That was, at the time, the most important shot of Duncan’s career. For those brief moments before Derek Fisher silenced the crowd, Duncan breathed life back into the Spurs, who were leaning against the ropes facing a Lakers team stacked with hall of famers Karl Malone and Gary Payton in addition to Kobe and Shaq. That 21 and 21 double-double would have been one of the finest playoff performances of his career. Thankfully for the Lakers, Fisher overshadowed it all.
2008 Western Conference Finals: Game 1
This game was characterized much more by the Lakers furious comeback in the second-half than by Duncan’s performance, but if Kobe Bryant hadn’t taken over the game in the last two quarters, the ’08 WCF could have gone much differently. Duncan was the Spurs’ only bright spot in the fourth quarter, scoring 8 of the team’s 14 points, as the Lakers rode the Spurs cold streak to come back from a 20 point hole to secure the win.

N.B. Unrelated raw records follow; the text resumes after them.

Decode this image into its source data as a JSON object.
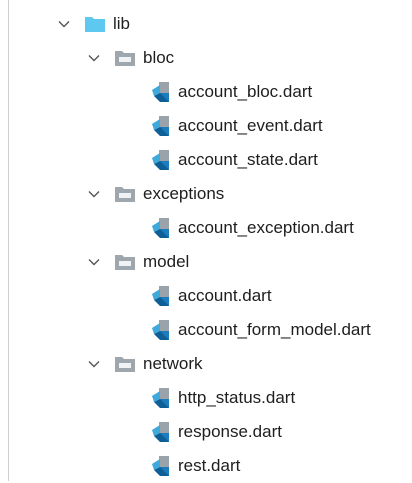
{
  "colors": {
    "lib_folder": "#5ec8f0",
    "package_folder": "#9ea7ad",
    "dart_light": "#3fa9dc",
    "dart_dark": "#0d5f96",
    "dart_page": "#9aa3aa",
    "chevron": "#555555"
  },
  "tree": {
    "root": {
      "label": "lib",
      "icon": "folder-icon",
      "expanded": true,
      "children": [
        {
          "label": "bloc",
          "icon": "package-folder-icon",
          "expanded": true,
          "files": [
            "account_bloc.dart",
            "account_event.dart",
            "account_state.dart"
          ]
        },
        {
          "label": "exceptions",
          "icon": "package-folder-icon",
          "expanded": true,
          "files": [
            "account_exception.dart"
          ]
        },
        {
          "label": "model",
          "icon": "package-folder-icon",
          "expanded": true,
          "files": [
            "account.dart",
            "account_form_model.dart"
          ]
        },
        {
          "label": "network",
          "icon": "package-folder-icon",
          "expanded": true,
          "files": [
            "http_status.dart",
            "response.dart",
            "rest.dart"
          ]
        }
      ]
    }
  }
}
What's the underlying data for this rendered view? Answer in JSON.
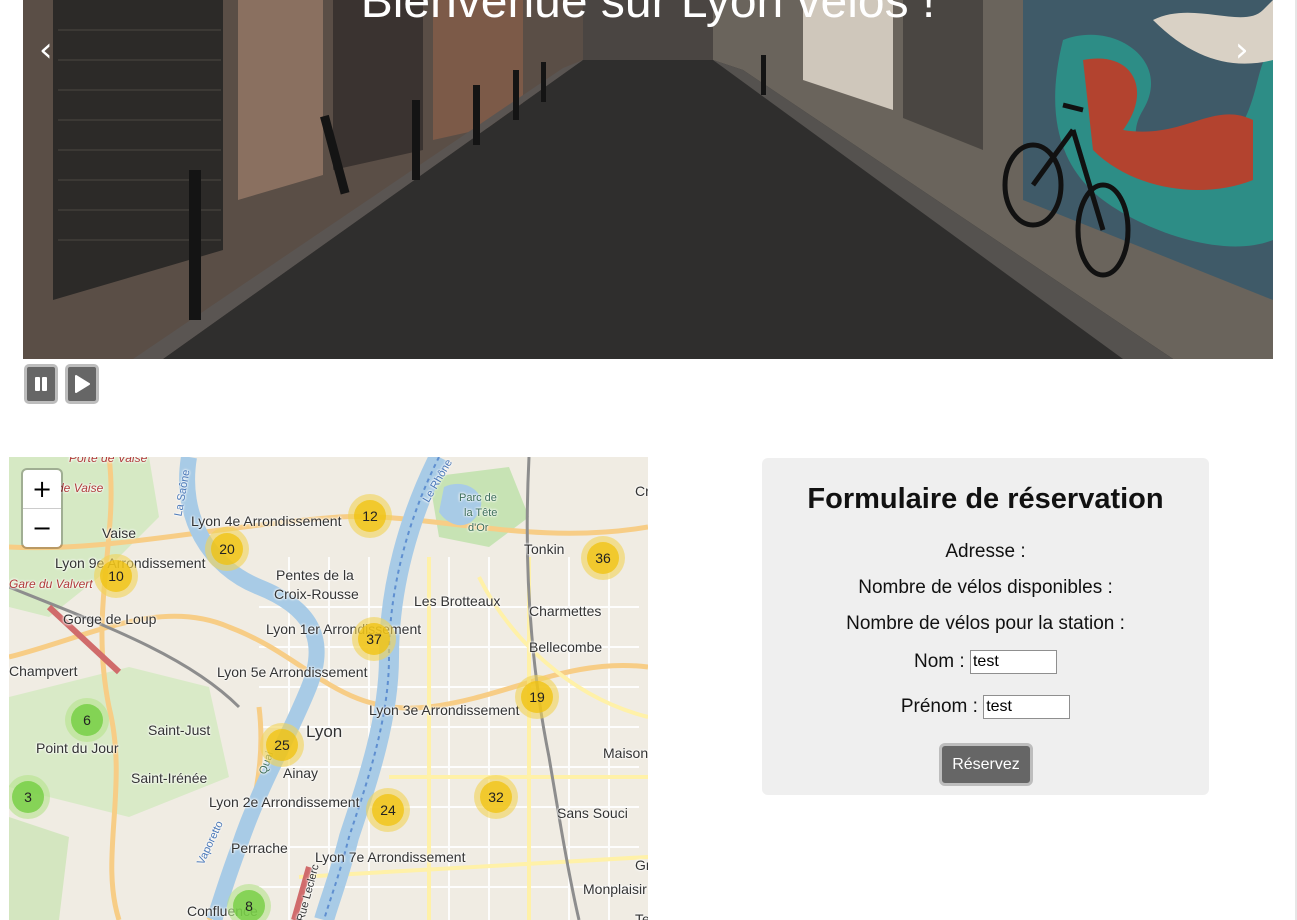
{
  "slider": {
    "title": "Bienvenue sur Lyon vélos !",
    "prev_arrow": "‹",
    "next_arrow": "›",
    "pause_icon": "pause-icon",
    "play_icon": "play-icon"
  },
  "map": {
    "zoom_in": "+",
    "zoom_out": "−",
    "labels": [
      {
        "text": "Porte de Vaise"
      },
      {
        "text": "Gare de Vaise"
      },
      {
        "text": "Vaise"
      },
      {
        "text": "Lyon 9e Arrondissement"
      },
      {
        "text": "Gare du Valvert"
      },
      {
        "text": "Gorge de Loup"
      },
      {
        "text": "Champvert"
      },
      {
        "text": "Lyon 4e Arrondissement"
      },
      {
        "text": "Pentes de la"
      },
      {
        "text": "Croix-Rousse"
      },
      {
        "text": "Lyon 1er Arrondissement"
      },
      {
        "text": "Lyon 5e Arrondissement"
      },
      {
        "text": "Saint-Just"
      },
      {
        "text": "Point du Jour"
      },
      {
        "text": "Saint-Irénée"
      },
      {
        "text": "Lyon"
      },
      {
        "text": "Ainay"
      },
      {
        "text": "Lyon 2e Arrondissement"
      },
      {
        "text": "Perrache"
      },
      {
        "text": "Confluence"
      },
      {
        "text": "Lyon 7e Arrondissement"
      },
      {
        "text": "Lyon 3e Arrondissement"
      },
      {
        "text": "Les Brotteaux"
      },
      {
        "text": "Charmettes"
      },
      {
        "text": "Bellecombe"
      },
      {
        "text": "Tonkin"
      },
      {
        "text": "Parc de"
      },
      {
        "text": "la Tête"
      },
      {
        "text": "d'Or"
      },
      {
        "text": "Maison"
      },
      {
        "text": "Sans Souci"
      },
      {
        "text": "Monplaisir"
      },
      {
        "text": "Cr"
      },
      {
        "text": "Gr"
      },
      {
        "text": "Te"
      },
      {
        "text": "Quai"
      },
      {
        "text": "Le Rhône"
      },
      {
        "text": "La Saône"
      },
      {
        "text": "Vaporetto"
      },
      {
        "text": "Rue Leclerc"
      }
    ],
    "clusters": [
      {
        "count": "12",
        "color": "yellow"
      },
      {
        "count": "20",
        "color": "yellow"
      },
      {
        "count": "10",
        "color": "yellow"
      },
      {
        "count": "36",
        "color": "yellow"
      },
      {
        "count": "37",
        "color": "yellow"
      },
      {
        "count": "19",
        "color": "yellow"
      },
      {
        "count": "6",
        "color": "green"
      },
      {
        "count": "25",
        "color": "yellow"
      },
      {
        "count": "3",
        "color": "green"
      },
      {
        "count": "24",
        "color": "yellow"
      },
      {
        "count": "32",
        "color": "yellow"
      },
      {
        "count": "8",
        "color": "green"
      }
    ]
  },
  "form": {
    "title": "Formulaire de réservation",
    "address_label": "Adresse :",
    "bikes_available_label": "Nombre de vélos disponibles :",
    "bikes_station_label": "Nombre de vélos pour la station :",
    "nom_label": "Nom :",
    "nom_value": "test",
    "prenom_label": "Prénom :",
    "prenom_value": "test",
    "submit_label": "Réservez"
  },
  "colors": {
    "button_bg": "#666666",
    "form_bg": "#efefef",
    "cluster_yellow": "#f0c20c",
    "cluster_green": "#6ecc39"
  }
}
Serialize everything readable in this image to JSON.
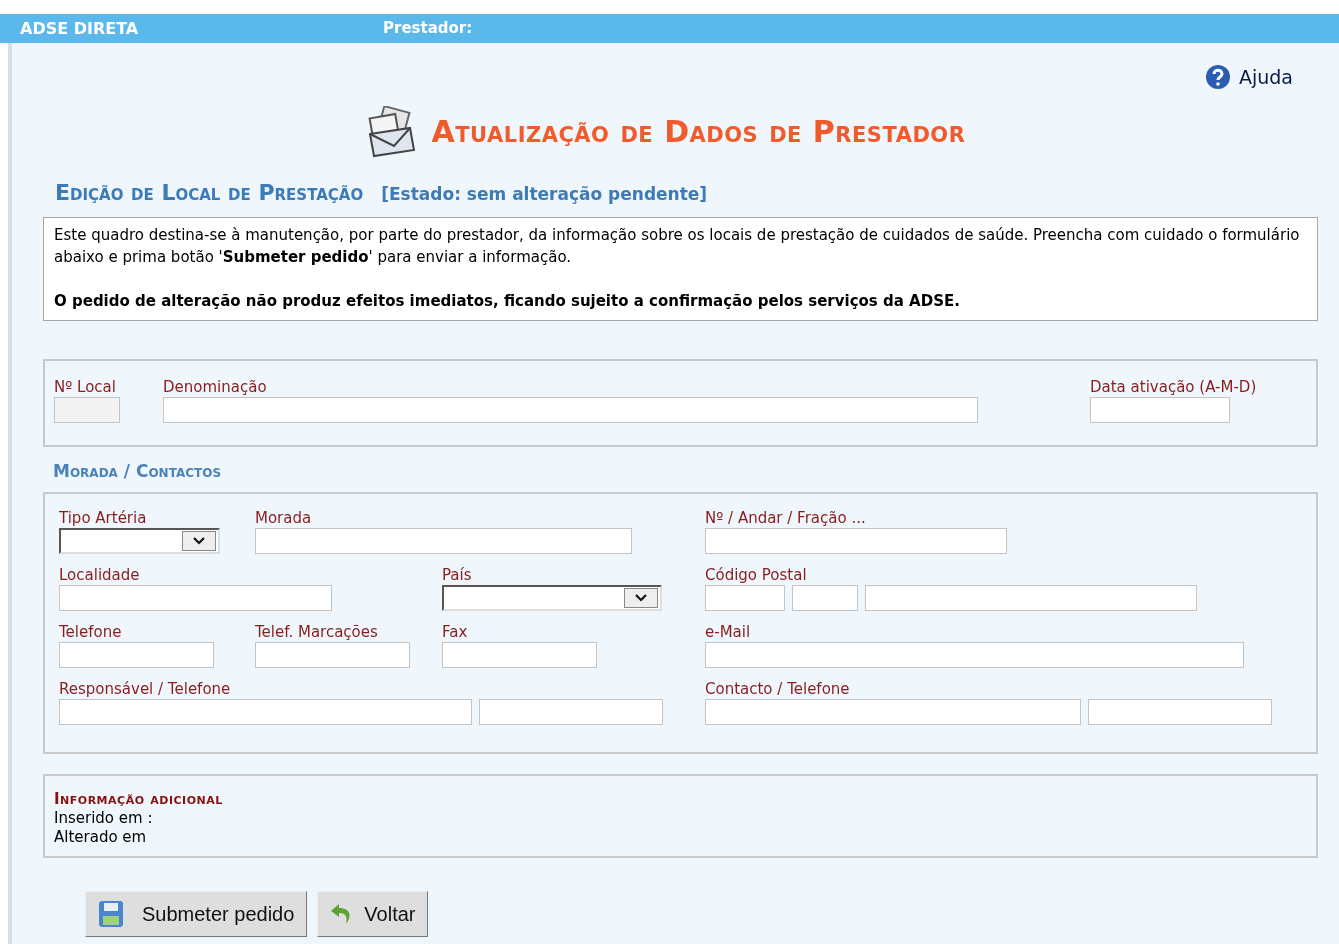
{
  "header": {
    "app_name": "ADSE DIRETA",
    "provider_label": "Prestador:"
  },
  "help_link": "Ajuda",
  "page_title": "Atualização de Dados de Prestador",
  "section_title": "Edição de Local de Prestação",
  "status": "[Estado: sem alteração pendente]",
  "notice": {
    "text": "Este quadro destina-se à manutenção, por parte do prestador, da informação sobre os locais de prestação de cuidados de saúde. Preencha com cuidado o formulário abaixo e prima botão '**Submeter pedido**' para enviar a informação.",
    "warning": "O pedido de alteração não produz efeitos imediatos, ficando sujeito a confirmação pelos serviços da ADSE."
  },
  "location_fields": [
    {
      "label": "Nº Local",
      "disabled": true
    },
    {
      "label": "Denominação",
      "disabled": false
    },
    {
      "label": "Data ativação (A-M-D)",
      "disabled": false
    }
  ],
  "address_title": "Morada / Contactos",
  "address_rows": [
    [
      {
        "label": "Tipo Artéria",
        "kind": "select"
      },
      {
        "label": "Morada",
        "kind": "input"
      },
      {
        "label": "Nº / Andar / Fração ...",
        "kind": "input"
      }
    ],
    [
      {
        "label": "Localidade",
        "kind": "input"
      },
      {
        "label": "País",
        "kind": "select"
      },
      {
        "label": "Código Postal",
        "kind": "postal"
      }
    ],
    [
      {
        "label": "Telefone",
        "kind": "input"
      },
      {
        "label": "Telef. Marcações",
        "kind": "input"
      },
      {
        "label": "Fax",
        "kind": "input"
      },
      {
        "label": "e-Mail",
        "kind": "input"
      }
    ],
    [
      {
        "label": "Responsável / Telefone",
        "kind": "pair"
      },
      {
        "label": "Contacto / Telefone",
        "kind": "pair"
      }
    ]
  ],
  "additional_info": {
    "title": "Informação adicional",
    "lines": [
      "Inserido em :",
      "Alterado em"
    ]
  },
  "buttons": [
    {
      "label": "Submeter pedido",
      "kind": "save"
    },
    {
      "label": "Voltar",
      "kind": "back"
    }
  ]
}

It was more of the same from Duncan. Another 30 point game. Another double-double with 18 rebounds. Another performance as San Antonio’s defensive anchor up with four blocks against the Lakers new-look front court led by Pau Gasol. Even though the Lakers came up with the win, the first half played like a Tim Duncan mixtape: pure domination.
2013, First Round, Western Conference Playoffs
I like to pretend this season doesn’t exist. But the Internet won’t let me. As Pau Gasol grew more disenchanted with the organization, as Dwight Howard clashed with Mike D’Antoni, and as we watched a living legend give the last competitive basketball he had in his body, we knowingly watched the Kobe Bryant era come to a screeching halt.
The 2012-2013 season has given me more anxiety than I would like to admit. Watching Kobe drag the Lakers into the playoffs was both exhilarating and painful. But nothing was more painful than watching Dwight Howard effectively quit on Los Angeles in game four, eschewing his chance to prove his worth to the fans and instead falling prey to his frustrations and fouling out of the game.
Game four of that series was the start of the Lakers’ decline, one that we’re only now starting to reverse. And as painful as that series was, we can all find some humor in it. I only recently got over my distaste for Dwight Howard, but my favorite Tim Duncan memory will always be Timmy sitting on the scorer’s table, mockingly smiling at Howard while Dwight leaves the court in a Laker jersey for the last time.
Thanks for the memories Tim.